### WHAT NEEDS TO BE DONE
For the data below, work out how many lines contain the word "Grasshopper" and supply only that number.

-- INFORMATION SHOWN follows --

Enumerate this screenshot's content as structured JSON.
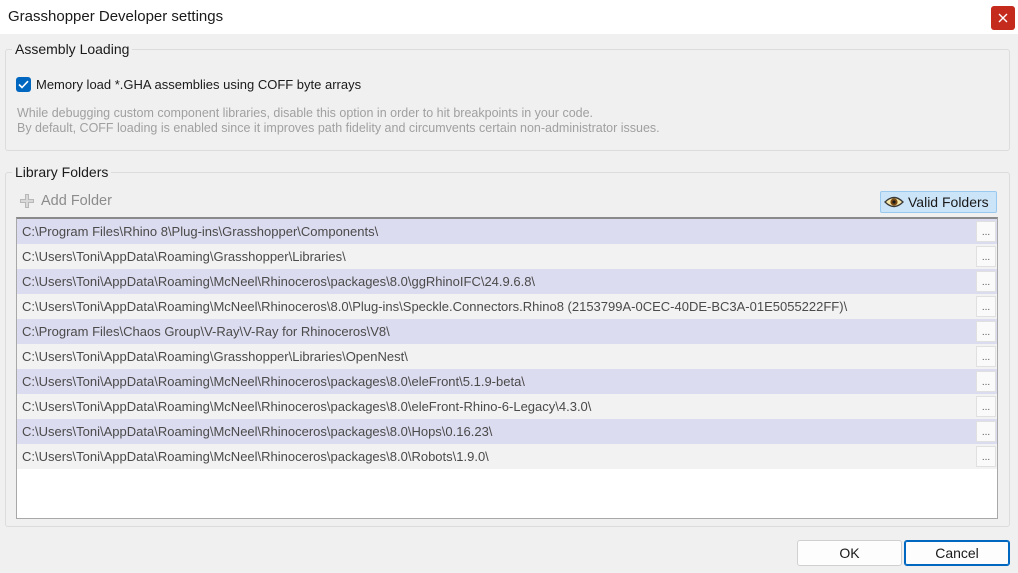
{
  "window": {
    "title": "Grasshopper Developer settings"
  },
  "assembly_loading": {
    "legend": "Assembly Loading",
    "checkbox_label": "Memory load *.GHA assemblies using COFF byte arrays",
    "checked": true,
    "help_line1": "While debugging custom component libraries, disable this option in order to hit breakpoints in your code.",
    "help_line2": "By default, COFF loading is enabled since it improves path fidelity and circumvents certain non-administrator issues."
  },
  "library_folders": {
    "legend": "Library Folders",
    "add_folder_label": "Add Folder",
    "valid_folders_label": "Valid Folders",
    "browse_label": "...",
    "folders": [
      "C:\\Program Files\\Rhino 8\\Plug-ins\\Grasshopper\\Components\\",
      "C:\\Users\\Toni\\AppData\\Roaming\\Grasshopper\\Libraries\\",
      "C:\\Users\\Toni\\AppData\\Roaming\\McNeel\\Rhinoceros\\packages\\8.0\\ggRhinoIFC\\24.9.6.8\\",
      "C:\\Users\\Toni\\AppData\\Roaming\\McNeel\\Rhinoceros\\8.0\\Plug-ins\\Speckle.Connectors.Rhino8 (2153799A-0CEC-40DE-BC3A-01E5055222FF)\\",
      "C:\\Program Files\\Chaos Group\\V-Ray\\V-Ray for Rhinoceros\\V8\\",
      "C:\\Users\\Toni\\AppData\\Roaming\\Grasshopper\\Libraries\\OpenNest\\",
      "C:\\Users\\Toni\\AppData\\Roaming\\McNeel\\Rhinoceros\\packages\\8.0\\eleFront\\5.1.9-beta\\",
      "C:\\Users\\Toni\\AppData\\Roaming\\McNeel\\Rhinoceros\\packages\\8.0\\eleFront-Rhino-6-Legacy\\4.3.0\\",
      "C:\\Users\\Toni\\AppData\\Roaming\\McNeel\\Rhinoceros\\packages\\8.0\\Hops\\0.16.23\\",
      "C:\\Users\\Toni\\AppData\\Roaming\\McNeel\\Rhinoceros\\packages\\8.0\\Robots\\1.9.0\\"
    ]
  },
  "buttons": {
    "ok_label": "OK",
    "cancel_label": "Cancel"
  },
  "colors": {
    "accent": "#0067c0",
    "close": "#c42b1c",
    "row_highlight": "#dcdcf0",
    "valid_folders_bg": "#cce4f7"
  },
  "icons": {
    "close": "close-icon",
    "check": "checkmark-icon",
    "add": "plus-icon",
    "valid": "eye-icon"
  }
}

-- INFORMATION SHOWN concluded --

### WRITTEN SOLUTION
4